** Try it **
What you return has to match the listing below line for line.
+++
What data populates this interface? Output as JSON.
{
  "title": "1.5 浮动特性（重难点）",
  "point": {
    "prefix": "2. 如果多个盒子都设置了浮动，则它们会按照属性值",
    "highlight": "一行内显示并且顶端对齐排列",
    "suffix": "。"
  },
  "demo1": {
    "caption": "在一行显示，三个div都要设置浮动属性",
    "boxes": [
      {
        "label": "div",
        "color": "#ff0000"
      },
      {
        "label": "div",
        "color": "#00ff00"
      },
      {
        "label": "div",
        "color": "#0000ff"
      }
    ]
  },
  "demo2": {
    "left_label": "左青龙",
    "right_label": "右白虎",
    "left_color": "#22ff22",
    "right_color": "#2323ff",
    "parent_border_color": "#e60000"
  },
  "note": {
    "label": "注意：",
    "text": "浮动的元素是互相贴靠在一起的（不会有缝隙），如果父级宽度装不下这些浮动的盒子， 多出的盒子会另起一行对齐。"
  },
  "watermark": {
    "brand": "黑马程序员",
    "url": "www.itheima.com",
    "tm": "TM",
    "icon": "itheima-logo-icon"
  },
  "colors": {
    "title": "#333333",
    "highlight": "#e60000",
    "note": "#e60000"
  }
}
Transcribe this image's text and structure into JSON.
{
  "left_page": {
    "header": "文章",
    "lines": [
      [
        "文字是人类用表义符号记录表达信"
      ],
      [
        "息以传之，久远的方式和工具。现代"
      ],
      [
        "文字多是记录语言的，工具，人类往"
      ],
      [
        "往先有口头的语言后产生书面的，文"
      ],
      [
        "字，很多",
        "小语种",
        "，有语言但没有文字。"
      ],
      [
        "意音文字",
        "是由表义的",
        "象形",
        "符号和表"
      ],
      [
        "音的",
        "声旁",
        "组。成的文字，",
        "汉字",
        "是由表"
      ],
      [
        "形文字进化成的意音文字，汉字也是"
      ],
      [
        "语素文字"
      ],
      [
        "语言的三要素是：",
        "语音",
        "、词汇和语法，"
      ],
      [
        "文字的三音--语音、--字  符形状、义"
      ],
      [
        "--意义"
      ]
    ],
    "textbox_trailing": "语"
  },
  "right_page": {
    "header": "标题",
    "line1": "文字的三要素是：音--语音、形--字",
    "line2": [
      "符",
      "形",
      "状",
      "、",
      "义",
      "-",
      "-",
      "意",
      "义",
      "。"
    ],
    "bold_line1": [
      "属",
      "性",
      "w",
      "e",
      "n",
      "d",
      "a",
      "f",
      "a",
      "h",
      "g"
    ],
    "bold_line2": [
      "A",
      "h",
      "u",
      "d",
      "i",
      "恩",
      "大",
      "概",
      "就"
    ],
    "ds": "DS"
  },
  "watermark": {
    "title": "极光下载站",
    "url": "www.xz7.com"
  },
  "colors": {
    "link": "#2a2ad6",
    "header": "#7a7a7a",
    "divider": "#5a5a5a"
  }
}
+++
** Answer space **
What data populates this interface? Output as JSON.
{
  "title": "1.5 浮动特性（重难点）",
  "point": {
    "prefix": "2. 如果多个盒子都设置了浮动，则它们会按照属性值",
    "highlight": "一行内显示并且顶端对齐排列",
    "suffix": "。"
  },
  "demo1": {
    "caption": "在一行显示，三个div都要设置浮动属性",
    "boxes": [
      {
        "label": "div",
        "color": "#ff0000"
      },
      {
        "label": "div",
        "color": "#00ff00"
      },
      {
        "label": "div",
        "color": "#0000ff"
      }
    ]
  },
  "demo2": {
    "left_label": "左青龙",
    "right_label": "右白虎",
    "left_color": "#22ff22",
    "right_color": "#2323ff",
    "parent_border_color": "#e60000"
  },
  "note": {
    "label": "注意：",
    "text": "浮动的元素是互相贴靠在一起的（不会有缝隙），如果父级宽度装不下这些浮动的盒子， 多出的盒子会另起一行对齐。"
  },
  "watermark": {
    "brand": "黑马程序员",
    "url": "www.itheima.com",
    "tm": "TM",
    "icon": "itheima-logo-icon"
  },
  "colors": {
    "title": "#333333",
    "highlight": "#e60000",
    "note": "#e60000"
  }
}
Transcribe this image's text and structure into JSON.
{
  "left_page": {
    "header": "文章",
    "lines": [
      [
        "文字是人类用表义符号记录表达信"
      ],
      [
        "息以传之，久远的方式和工具。现代"
      ],
      [
        "文字多是记录语言的，工具，人类往"
      ],
      [
        "往先有口头的语言后产生书面的，文"
      ],
      [
        "字，很多",
        "小语种",
        "，有语言但没有文字。"
      ],
      [
        "意音文字",
        "是由表义的",
        "象形",
        "符号和表"
      ],
      [
        "音的",
        "声旁",
        "组。成的文字，",
        "汉字",
        "是由表"
      ],
      [
        "形文字进化成的意音文字，汉字也是"
      ],
      [
        "语素文字"
      ],
      [
        "语言的三要素是：",
        "语音",
        "、词汇和语法，"
      ],
      [
        "文字的三音--语音、--字  符形状、义"
      ],
      [
        "--意义"
      ]
    ],
    "textbox_trailing": "语"
  },
  "right_page": {
    "header": "标题",
    "line1": "文字的三要素是：音--语音、形--字",
    "line2": [
      "符",
      "形",
      "状",
      "、",
      "义",
      "-",
      "-",
      "意",
      "义",
      "。"
    ],
    "bold_line1": [
      "属",
      "性",
      "w",
      "e",
      "n",
      "d",
      "a",
      "f",
      "a",
      "h",
      "g"
    ],
    "bold_line2": [
      "A",
      "h",
      "u",
      "d",
      "i",
      "恩",
      "大",
      "概",
      "就"
    ],
    "ds": "DS"
  },
  "watermark": {
    "title": "极光下载站",
    "url": "www.xz7.com"
  },
  "colors": {
    "link": "#2a2ad6",
    "header": "#7a7a7a",
    "divider": "#5a5a5a"
  }
}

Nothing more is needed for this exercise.